DAMON: Things like that… sometimes when you’re on stage and you hear people chatting it can be good because you can kinda sense that it’s chat that’s like, they’re excited, they’re enjoying it…..then there’s other gigs where you just think people are being really ignorant and rude….you can tell though, you can tell the difference…….if people are chatting it’s not always a bad thing it’s because they might be discussing, oh that song was good or I’m glad he’s doing that one……you can tell the difference, it’s weird……even from the stage you can tell if it’s chat that’s positive or it’s chat where people are just being really rude……there’s a difference so I don’t get offended by that. It also depends on the venue that you’re in…….a lot of my gigs have been acoustic solo gigs, playing some bar and the bars in the room where you’re playing and there’s people ordering drinks and you think, fucking hell, what’s the point in doing this, why am I here….but you have to rise above it as well….it’s a very subtle difference between it working and it not working…….but it depends on my mood you know.
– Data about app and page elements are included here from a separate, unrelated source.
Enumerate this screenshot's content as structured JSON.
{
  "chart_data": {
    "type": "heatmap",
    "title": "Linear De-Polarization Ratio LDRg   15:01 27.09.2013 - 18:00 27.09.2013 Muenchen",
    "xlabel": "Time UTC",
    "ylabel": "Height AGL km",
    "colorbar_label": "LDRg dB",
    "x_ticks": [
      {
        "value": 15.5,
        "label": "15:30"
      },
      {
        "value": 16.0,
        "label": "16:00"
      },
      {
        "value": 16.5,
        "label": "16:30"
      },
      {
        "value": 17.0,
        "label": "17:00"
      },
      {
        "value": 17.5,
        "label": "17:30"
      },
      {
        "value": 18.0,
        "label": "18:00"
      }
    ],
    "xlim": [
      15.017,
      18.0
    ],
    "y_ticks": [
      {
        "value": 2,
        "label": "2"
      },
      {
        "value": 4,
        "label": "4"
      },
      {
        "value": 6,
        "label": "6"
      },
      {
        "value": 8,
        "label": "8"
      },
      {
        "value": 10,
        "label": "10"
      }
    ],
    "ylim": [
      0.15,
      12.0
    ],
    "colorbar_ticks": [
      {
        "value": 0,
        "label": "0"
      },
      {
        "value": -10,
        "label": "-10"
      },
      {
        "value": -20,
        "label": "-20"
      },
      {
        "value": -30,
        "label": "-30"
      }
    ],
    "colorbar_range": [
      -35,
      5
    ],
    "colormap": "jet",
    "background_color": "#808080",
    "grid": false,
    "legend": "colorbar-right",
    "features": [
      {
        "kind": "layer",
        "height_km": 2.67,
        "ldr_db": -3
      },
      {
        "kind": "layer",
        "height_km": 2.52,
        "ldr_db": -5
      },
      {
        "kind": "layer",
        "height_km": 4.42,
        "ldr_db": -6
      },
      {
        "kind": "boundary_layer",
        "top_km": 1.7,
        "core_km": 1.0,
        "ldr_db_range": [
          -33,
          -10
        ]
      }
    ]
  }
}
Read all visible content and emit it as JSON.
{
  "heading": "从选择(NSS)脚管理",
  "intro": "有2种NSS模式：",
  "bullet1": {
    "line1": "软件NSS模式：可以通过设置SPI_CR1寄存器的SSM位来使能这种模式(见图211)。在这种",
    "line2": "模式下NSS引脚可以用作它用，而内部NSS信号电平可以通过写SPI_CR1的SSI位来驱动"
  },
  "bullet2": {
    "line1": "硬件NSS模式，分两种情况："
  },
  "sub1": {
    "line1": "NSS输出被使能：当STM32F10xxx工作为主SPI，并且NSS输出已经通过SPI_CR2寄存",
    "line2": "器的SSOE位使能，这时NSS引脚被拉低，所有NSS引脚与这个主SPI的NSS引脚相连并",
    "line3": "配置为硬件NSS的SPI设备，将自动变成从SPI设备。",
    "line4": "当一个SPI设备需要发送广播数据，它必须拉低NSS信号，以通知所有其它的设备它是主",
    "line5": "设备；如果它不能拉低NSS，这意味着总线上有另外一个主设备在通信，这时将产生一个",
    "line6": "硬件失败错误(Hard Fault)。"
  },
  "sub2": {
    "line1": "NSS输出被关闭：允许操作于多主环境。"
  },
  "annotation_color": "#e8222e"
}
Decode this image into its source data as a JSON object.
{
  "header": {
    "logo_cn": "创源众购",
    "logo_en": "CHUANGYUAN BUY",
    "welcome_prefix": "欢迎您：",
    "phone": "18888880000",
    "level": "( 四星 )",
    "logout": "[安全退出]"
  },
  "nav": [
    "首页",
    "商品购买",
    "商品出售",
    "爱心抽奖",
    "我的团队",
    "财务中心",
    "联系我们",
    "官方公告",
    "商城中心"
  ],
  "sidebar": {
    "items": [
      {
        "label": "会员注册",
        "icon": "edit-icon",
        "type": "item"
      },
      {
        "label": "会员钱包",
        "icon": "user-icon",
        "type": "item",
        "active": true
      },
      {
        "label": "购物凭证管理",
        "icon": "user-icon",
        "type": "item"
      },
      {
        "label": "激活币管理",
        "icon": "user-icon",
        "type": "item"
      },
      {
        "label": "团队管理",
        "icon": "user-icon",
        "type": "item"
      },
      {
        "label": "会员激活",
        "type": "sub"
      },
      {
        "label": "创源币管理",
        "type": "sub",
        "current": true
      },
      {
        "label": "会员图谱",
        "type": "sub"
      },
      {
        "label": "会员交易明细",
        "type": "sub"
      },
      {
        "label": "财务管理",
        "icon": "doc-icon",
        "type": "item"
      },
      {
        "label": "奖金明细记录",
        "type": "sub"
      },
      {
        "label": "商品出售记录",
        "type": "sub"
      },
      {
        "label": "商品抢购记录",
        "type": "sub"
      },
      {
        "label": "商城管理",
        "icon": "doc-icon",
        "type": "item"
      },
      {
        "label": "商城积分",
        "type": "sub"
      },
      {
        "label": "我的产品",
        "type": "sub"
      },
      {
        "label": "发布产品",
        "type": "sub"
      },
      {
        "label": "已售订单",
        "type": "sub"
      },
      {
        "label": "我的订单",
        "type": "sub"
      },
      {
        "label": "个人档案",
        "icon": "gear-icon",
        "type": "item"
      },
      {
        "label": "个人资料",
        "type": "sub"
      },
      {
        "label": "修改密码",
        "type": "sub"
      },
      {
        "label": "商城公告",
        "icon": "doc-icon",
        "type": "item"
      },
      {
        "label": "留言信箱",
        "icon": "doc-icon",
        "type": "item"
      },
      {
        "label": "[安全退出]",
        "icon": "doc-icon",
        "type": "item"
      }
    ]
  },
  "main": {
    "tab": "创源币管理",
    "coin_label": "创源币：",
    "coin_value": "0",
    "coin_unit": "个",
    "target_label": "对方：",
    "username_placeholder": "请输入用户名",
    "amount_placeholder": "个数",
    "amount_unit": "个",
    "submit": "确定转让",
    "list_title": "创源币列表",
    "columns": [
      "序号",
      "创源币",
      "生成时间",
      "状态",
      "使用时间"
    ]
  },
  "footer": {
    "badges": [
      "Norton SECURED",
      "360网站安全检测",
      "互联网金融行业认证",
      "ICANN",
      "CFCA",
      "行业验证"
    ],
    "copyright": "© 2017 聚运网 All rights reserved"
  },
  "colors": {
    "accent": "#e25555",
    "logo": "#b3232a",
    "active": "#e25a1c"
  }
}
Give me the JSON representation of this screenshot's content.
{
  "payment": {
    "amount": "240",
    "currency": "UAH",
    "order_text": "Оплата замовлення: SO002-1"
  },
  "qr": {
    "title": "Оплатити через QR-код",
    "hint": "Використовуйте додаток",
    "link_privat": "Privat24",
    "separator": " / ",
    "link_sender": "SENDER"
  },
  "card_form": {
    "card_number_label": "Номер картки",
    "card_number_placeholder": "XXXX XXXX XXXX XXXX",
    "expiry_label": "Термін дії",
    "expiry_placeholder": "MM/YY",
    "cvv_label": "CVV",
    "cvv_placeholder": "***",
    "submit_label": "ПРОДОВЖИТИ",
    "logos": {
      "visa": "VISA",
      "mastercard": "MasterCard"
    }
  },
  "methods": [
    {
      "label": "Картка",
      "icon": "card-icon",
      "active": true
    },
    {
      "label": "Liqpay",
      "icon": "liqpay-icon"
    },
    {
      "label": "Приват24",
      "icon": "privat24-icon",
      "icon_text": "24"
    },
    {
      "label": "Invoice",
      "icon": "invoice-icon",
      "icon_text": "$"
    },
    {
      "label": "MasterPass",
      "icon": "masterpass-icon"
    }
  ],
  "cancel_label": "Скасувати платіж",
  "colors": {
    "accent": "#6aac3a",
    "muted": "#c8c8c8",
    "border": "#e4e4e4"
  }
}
I’m in a fairly good mood at the minute….it could change in a split second if I walk on stage and it’s not right (laughing)….but like last night, I made mistakes, I fluffed a load of notes but I didn’t get upset.  Sometimes I can beat myself up if I sing a note wrong or I play guitar and miss a chord or I forget the words…..I can get really upset about it, thinking oh shit, why did I do that but when everything’s going right, a mistake doesn’t bother me, I just laugh it off and enjoy it….so it’s a very subtle thing, but I don’t want to tempt fate now cos I’m going to go on stage . I was like this yesterday, I was feeling so relaxed I was almost……almost terrified about how relaxed I was feeling because it’s not normal…….you have to be nervous and I always am….. but now I’m not feeling nervous at all, I’m like ready to go on… soon as I walk on I’ll probably be nervous for at least five minutes…….but yesterday I was weirdly relaxed and I thought there’s something wrong here, this shouldn’t be but it ended up a great gig so I’m hoping the same will happen today and I’ll just make the most of it.  It’s great when you’re playing quite local as well…..Rochdale’s half an hour from Manchester, so at the back of my mind, I can do this gig, enjoy it and be home tonight as well..... I’ve not been home for like about a week so looking forward to being in my own bed.

ANDY: Talking about the gig, you’re on in about ten minutes so I’d better let you get going.

DAMON: I need the loo as well, need a nervous wee (Laughing)

ANDY: (Also laughing) Definitely let you go then...... that’s brilliant thanks very much.

And nervous or not, Badly Drawn Boy appears on stage ten to fifteen minutes later as the light fades, producing a wonderfully spellbinding performance. His material and persona, suited the occasion and backdrop perfectly. The relatively local lad respected and made welcome by an appreciative audience, exactly how it should be, for one of Britain’s best and most consistent songwriters.

Interview by Andy Barnes
Photos by Mel